:: Records for processing

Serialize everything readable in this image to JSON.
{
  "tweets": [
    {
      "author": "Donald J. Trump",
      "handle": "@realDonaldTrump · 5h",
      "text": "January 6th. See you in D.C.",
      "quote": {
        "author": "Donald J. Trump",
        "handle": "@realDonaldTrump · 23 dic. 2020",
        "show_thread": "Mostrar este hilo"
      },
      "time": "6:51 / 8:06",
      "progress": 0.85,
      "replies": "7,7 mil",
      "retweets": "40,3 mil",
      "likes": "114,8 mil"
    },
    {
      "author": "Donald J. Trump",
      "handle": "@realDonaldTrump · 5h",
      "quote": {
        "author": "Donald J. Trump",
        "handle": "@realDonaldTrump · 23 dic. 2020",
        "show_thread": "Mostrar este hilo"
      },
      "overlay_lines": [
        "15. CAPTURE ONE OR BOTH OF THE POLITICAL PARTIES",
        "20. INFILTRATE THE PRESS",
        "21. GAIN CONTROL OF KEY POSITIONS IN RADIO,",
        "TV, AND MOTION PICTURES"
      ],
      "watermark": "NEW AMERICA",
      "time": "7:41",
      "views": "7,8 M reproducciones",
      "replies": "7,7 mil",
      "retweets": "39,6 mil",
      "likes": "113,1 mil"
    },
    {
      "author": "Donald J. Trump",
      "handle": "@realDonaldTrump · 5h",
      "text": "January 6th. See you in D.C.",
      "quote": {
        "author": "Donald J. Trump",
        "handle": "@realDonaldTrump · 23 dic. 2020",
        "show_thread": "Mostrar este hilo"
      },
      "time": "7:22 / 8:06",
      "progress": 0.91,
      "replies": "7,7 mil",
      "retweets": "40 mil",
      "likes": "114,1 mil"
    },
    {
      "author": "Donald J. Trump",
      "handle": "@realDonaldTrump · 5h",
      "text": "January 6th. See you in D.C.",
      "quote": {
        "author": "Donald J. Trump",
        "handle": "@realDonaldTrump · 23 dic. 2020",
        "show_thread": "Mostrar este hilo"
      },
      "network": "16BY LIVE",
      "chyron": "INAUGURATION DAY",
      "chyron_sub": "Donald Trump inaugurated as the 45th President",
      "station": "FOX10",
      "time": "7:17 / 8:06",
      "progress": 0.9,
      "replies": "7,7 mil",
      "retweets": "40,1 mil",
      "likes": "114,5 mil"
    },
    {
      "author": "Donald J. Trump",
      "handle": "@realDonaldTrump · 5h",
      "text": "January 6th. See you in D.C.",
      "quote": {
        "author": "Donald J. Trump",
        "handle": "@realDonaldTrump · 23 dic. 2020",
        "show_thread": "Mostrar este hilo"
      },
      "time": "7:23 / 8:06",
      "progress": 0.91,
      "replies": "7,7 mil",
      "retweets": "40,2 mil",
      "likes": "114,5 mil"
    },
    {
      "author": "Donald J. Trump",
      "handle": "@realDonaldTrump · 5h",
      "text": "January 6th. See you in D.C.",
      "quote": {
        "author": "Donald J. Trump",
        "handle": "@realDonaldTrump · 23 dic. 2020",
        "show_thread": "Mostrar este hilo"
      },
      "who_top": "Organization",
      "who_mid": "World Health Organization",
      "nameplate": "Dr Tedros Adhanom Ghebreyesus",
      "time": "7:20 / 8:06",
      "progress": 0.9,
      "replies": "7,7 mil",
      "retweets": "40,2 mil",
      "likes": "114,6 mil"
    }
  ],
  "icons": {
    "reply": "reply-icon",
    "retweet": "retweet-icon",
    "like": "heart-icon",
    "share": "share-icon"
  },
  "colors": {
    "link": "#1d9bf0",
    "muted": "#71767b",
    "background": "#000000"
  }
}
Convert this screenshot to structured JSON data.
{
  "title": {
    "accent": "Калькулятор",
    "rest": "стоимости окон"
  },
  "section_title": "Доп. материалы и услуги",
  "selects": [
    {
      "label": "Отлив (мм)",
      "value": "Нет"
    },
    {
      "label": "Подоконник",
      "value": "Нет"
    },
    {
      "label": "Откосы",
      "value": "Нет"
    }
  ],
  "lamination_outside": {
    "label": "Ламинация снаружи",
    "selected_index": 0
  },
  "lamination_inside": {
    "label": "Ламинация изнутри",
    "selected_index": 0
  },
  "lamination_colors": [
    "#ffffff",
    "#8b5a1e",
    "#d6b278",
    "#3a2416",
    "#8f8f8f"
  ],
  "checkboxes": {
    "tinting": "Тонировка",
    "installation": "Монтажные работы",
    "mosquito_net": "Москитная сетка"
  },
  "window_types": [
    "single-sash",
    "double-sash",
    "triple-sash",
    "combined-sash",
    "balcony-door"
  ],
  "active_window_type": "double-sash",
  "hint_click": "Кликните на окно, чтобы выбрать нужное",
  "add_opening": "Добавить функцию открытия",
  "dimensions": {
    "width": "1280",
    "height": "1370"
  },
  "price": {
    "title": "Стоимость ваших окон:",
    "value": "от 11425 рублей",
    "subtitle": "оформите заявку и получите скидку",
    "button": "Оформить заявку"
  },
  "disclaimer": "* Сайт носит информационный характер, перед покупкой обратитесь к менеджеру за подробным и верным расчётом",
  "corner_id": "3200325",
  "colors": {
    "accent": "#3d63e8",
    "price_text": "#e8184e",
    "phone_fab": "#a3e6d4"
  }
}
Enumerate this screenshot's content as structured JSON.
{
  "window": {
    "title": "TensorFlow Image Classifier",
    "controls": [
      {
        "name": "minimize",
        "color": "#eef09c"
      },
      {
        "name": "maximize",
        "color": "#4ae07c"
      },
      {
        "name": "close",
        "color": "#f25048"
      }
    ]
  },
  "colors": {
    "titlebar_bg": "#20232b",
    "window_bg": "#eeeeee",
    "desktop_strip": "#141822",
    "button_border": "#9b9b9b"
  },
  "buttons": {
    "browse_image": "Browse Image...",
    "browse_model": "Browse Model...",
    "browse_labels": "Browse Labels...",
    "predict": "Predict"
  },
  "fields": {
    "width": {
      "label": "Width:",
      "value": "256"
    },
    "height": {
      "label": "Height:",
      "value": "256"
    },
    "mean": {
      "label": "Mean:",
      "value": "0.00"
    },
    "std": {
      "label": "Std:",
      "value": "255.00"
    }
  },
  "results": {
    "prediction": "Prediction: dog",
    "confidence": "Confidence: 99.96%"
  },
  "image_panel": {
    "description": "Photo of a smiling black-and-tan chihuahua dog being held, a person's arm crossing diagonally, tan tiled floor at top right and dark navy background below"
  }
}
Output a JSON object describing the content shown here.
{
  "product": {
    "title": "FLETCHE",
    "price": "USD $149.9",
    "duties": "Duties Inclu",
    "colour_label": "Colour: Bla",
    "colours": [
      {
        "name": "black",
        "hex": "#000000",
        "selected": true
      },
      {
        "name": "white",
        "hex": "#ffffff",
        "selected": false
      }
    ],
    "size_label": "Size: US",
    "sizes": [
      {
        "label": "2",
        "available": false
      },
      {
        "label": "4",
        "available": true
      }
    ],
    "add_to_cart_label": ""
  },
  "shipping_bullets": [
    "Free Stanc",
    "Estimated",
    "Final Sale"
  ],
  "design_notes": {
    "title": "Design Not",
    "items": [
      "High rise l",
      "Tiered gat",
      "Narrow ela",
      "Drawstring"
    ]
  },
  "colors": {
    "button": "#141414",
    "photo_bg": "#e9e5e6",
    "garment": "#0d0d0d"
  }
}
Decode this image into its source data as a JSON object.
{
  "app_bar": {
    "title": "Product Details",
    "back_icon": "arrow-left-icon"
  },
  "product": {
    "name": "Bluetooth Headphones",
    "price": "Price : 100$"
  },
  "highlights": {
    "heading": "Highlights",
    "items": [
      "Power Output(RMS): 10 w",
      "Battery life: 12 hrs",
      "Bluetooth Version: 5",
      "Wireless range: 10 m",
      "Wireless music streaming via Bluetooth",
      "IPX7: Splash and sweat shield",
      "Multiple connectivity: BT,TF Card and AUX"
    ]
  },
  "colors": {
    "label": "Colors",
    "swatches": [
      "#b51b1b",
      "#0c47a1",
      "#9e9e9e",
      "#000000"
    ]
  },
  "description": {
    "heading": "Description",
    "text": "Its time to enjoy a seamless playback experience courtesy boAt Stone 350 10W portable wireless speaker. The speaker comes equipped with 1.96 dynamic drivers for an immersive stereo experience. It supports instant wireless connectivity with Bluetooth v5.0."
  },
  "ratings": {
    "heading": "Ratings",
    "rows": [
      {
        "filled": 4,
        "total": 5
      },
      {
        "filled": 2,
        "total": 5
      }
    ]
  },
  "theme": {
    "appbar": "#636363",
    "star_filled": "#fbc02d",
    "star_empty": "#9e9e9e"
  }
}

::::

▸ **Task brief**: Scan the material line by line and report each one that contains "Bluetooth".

▸ **Task response**:
    "name": "Bluetooth Headphones",
      "Bluetooth Version: 5",
      "Wireless music streaming via Bluetooth",
    "text": "Its time to enjoy a seamless playback experience courtesy boAt Stone 350 10W portable wireless speaker. The speaker comes equipped with 1.96 dynamic drivers for an immersive stereo experience. It supports instant wireless connectivity with Bluetooth v5.0."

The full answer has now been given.